We have wonderful museums in the city. One of my favourites is the Ethnographic Museum, full of displays showing how the people of Split lived in the past, with everything from jewellery to pots. There are stunning views from its roof of the Peristil – the central square of the palace complex built for Emperor Diocletian at the turn of the fourth century.
We also have the glorious National Theatre, a beautiful neo-baroque building dating from the late 19th century, one of the oldest surviving theatres in Dalmatia. The ballet, opera and concerts staged here are world class.
I live in Meje, a quiet part of Split, 20 minutes’ walk west of the old town. It’s close to the Ivan Meštrović promenade, named after Croatia’s most prolific sculptor, and is one of my favourite walkways. It traces the western coast of Split and gives access to some beautiful pebble beaches – such as Obojena Svjetlost and Kašjuni – where the water is crystal clear.
On Sundays I like to walk up to Marjan Hill, a park we call “the lungs of Split”. The views from the top are stunning, stretching as far as the islands of Brač and Šolta and even taking in a bit of Hvar. This is a popular place for cycling, rock climbing and hiking, and you can pick up the walking trail to get here from the western Riva – the seafront promenade .
Just outside Split, there are walking trails in the Mosor mountains, known as the “Split Alps”. It can get too hot to hike in the summer, but it’s a popular place in autumn and winter, with wonderful views.

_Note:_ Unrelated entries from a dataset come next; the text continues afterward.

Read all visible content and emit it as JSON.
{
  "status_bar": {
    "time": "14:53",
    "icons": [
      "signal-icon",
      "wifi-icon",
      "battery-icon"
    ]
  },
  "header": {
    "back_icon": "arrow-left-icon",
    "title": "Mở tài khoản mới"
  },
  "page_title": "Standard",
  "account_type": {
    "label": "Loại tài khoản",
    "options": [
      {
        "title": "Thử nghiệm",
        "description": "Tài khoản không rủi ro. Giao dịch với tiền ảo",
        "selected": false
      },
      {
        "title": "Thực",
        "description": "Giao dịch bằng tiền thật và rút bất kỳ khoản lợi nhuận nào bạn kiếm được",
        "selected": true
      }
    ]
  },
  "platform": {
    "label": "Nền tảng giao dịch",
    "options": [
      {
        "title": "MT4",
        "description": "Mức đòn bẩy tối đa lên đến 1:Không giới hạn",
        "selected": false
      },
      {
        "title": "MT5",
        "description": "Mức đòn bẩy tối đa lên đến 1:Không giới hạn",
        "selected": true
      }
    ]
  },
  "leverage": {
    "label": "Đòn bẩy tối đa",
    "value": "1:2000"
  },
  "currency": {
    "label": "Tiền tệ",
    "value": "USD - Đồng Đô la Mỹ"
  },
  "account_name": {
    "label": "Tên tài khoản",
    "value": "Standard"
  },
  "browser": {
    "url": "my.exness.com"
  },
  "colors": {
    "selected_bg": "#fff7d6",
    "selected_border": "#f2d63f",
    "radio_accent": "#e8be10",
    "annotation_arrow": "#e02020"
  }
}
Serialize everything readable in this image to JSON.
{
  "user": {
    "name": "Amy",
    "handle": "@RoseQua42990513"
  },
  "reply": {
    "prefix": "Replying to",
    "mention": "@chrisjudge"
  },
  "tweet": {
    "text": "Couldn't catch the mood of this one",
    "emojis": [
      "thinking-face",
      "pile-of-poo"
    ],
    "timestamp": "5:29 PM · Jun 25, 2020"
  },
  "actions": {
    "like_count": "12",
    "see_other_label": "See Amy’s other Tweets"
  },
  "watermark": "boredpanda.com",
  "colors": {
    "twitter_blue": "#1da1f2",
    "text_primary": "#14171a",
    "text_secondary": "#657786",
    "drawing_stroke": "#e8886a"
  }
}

In 2021, the new 87-mile Via Brattia walking trail opened on Brač, a 50-minute crossing by ferry from Split. This round-island track, dubbed the Croatian camino, connects 12 historic and religious sites and points of natural beauty.
Marcus Marulus, known as the father of Croatian literature, was born in Split, and the gothic palace where he lived as a child is now the Marvlvs Library Jazz Bar. Its walls are lined with bookcases, and it serves Dalmatian drinks from rakia (fruit brandy) to wines such as pošip. For cocktails, there’s Noor, which has an inventive menu that includes the Spicy Sunset, made with chilli-infused tequila.
The bar at Michelin-starred Kinoteka restaurant has an excellent wine list. Order a plavac mali, one of the most significant grapes in Dalmatia, and drink it in the 15th century courtyard.
Where to stay
Santa Lucia Heritage Hotel (doubles from £90 room-only) on Pjaca, the main city square, is in a 17th-century building: a recent refurbishment has made it particularly lovely. Its rooftop bar offers excellent views over the old town.
Robyn Vulinovich runs My Hidden Croatia, organising food, wine, sailing, hiking and cultural tours for small groups in Split and wider Dalmatia